Barry had a reputation for having an open-door policy, so you would always see musicians coming by. I can remember being 15 or 16 and meeting John Coltrane at Barry’s house. He came in, put his feet up, and said, “Just what is it that you’re working on these days?” That was the climate at his house.
We went to New York at about the same time, in 1960, but our musical lives diverged: I started working with Mingus, and he went off touring with Cannonball Adderley. But we did record together in 1964, and then in the late ’60s we started working together in a group with George Coleman. But when I left Mingus in 1972, I worked more and more often with Barry until I finally left New York for California.
Even with all that time working together, though, I never felt that I was a real peer of his. That 10-year difference from when we first crossed paths was a big gap. It got smaller over time, but even when we were both old men, he was always the senior; I was always the kid.
We only saw each other intermittently after I went to California, and if we played together it would be a one-off concert, or sitting in on one tune, rather than a five-day booking. But I would call him now and then, definitely on his birthday, and he might call me on my birthday. I knew that he’d had a lot of health issues in recent years—issue after issue after issue, in and out of the hospital, and he’s 90 years old. So it wasn’t a surprise when someone called me up and told me he had passed.

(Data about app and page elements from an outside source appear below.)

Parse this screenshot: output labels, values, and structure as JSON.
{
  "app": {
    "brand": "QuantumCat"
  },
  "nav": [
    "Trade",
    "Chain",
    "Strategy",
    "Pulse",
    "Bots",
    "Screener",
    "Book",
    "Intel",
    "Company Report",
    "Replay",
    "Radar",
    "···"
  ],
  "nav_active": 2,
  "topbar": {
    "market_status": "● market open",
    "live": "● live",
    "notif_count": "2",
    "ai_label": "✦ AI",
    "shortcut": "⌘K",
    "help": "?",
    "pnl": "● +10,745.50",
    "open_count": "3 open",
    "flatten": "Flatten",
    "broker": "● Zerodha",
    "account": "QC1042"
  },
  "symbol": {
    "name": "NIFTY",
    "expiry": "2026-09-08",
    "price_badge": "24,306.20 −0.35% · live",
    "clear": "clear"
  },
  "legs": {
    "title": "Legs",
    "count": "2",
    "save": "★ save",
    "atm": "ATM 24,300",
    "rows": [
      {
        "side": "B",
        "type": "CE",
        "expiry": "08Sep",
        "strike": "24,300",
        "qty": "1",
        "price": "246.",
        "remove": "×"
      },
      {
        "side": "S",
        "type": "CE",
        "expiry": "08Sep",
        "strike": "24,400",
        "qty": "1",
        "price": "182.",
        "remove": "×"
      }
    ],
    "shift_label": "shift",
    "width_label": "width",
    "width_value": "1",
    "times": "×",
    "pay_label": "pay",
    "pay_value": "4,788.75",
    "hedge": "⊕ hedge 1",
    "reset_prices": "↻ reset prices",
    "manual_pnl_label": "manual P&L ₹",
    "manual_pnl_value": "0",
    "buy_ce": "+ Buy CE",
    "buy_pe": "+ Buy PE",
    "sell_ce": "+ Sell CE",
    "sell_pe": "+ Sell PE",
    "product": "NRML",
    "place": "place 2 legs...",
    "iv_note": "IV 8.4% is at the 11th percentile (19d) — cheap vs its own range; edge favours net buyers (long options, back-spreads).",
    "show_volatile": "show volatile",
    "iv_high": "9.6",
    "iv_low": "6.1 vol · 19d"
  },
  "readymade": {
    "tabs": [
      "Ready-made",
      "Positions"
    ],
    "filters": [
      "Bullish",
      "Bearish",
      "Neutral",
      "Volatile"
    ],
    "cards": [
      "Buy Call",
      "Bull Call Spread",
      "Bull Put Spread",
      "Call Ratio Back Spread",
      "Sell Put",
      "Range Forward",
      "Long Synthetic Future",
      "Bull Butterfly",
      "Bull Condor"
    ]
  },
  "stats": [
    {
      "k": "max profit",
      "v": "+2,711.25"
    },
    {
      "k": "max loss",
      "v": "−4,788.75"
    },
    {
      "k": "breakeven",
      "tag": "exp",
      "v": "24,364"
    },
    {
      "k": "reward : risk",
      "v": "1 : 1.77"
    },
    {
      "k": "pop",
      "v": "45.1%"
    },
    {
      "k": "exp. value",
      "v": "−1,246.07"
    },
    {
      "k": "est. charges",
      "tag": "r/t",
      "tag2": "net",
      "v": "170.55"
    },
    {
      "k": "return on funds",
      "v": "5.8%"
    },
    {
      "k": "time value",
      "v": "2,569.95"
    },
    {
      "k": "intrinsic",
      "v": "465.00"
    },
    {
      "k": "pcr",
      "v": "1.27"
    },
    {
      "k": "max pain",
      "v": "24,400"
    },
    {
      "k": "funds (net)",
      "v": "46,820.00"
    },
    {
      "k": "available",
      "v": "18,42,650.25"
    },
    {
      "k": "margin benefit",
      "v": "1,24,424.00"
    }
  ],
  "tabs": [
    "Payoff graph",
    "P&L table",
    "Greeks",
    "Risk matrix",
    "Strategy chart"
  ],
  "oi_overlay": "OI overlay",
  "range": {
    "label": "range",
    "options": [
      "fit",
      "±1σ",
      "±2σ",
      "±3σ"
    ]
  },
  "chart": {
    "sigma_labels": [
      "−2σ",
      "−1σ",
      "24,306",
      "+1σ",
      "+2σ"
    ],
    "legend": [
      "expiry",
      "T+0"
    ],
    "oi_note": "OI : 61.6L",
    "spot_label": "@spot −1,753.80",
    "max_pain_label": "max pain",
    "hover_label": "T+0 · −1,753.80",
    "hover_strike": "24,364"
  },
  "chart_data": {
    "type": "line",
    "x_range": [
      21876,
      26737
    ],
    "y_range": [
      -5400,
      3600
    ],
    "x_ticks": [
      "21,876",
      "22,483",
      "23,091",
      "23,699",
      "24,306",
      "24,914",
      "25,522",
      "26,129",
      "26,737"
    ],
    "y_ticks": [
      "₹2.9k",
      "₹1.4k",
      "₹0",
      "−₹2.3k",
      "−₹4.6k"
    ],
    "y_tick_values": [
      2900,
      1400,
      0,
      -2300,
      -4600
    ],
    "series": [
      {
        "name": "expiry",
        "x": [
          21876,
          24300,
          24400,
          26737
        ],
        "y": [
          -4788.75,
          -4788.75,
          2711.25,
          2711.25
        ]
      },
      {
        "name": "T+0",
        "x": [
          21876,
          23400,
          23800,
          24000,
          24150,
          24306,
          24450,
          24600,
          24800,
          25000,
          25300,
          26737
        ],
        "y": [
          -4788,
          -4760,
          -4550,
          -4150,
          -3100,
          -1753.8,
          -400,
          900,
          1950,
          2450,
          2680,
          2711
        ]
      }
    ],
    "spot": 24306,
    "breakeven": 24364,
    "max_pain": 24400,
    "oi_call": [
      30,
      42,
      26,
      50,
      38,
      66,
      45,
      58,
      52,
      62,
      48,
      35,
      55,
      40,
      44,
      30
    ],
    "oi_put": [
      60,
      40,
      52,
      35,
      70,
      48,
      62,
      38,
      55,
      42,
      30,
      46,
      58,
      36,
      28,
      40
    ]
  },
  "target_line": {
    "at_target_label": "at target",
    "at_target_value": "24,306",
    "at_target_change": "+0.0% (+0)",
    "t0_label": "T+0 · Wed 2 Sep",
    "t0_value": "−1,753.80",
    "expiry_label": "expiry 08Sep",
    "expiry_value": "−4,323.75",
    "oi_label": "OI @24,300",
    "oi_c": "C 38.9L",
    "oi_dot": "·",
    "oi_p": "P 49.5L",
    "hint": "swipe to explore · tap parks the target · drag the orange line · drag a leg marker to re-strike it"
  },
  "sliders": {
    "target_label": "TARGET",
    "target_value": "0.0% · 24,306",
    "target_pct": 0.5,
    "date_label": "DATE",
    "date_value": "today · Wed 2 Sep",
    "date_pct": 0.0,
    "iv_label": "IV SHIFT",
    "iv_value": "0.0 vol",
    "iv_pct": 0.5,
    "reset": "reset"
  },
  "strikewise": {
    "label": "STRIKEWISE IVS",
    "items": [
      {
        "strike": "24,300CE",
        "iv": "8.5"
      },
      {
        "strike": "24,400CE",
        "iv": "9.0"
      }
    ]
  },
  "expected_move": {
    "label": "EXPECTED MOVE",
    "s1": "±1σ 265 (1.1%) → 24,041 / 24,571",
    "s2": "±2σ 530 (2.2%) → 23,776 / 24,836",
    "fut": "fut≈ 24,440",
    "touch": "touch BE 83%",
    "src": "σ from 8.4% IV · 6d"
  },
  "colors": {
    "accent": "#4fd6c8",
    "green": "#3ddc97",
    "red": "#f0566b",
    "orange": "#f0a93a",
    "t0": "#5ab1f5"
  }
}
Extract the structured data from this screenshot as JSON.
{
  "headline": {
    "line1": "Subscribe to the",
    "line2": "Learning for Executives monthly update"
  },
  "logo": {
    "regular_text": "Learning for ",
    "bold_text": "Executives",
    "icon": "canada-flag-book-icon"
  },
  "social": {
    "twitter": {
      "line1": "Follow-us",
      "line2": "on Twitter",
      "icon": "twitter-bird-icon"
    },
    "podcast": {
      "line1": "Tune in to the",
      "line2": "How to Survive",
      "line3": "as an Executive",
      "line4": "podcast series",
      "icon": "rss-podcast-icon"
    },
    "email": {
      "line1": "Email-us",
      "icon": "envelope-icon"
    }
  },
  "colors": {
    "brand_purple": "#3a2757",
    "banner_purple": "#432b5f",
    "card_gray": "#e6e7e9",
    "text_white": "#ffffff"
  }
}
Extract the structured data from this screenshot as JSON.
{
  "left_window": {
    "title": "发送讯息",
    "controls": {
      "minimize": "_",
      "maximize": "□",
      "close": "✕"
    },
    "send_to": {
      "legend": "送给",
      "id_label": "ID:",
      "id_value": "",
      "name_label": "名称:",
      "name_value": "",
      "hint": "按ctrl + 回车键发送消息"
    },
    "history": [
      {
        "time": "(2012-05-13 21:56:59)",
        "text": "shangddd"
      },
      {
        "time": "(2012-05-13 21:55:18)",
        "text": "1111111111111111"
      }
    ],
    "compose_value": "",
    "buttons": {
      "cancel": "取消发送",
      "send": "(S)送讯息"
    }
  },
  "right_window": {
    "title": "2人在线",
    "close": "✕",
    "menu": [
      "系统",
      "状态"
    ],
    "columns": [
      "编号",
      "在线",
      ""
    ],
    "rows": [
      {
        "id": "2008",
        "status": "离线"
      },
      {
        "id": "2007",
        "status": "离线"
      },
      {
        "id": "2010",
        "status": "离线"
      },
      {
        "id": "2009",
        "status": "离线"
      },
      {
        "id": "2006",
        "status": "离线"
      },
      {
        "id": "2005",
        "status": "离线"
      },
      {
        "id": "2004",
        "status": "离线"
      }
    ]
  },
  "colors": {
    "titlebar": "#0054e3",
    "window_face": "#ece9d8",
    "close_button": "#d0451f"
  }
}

But there is still a certain kind of shock: After having Barry here for all this time, he’s all of a sudden not here anymore. I’ve already seen people pass, and that takes the edge off the darkness of it all. But I’m still feeling that sense of the loss of Barry—I have to be reminded, “Oh. Barry’s not here.” The goodbye of it, that takes a long time to fade.
[as told to Michael J. West]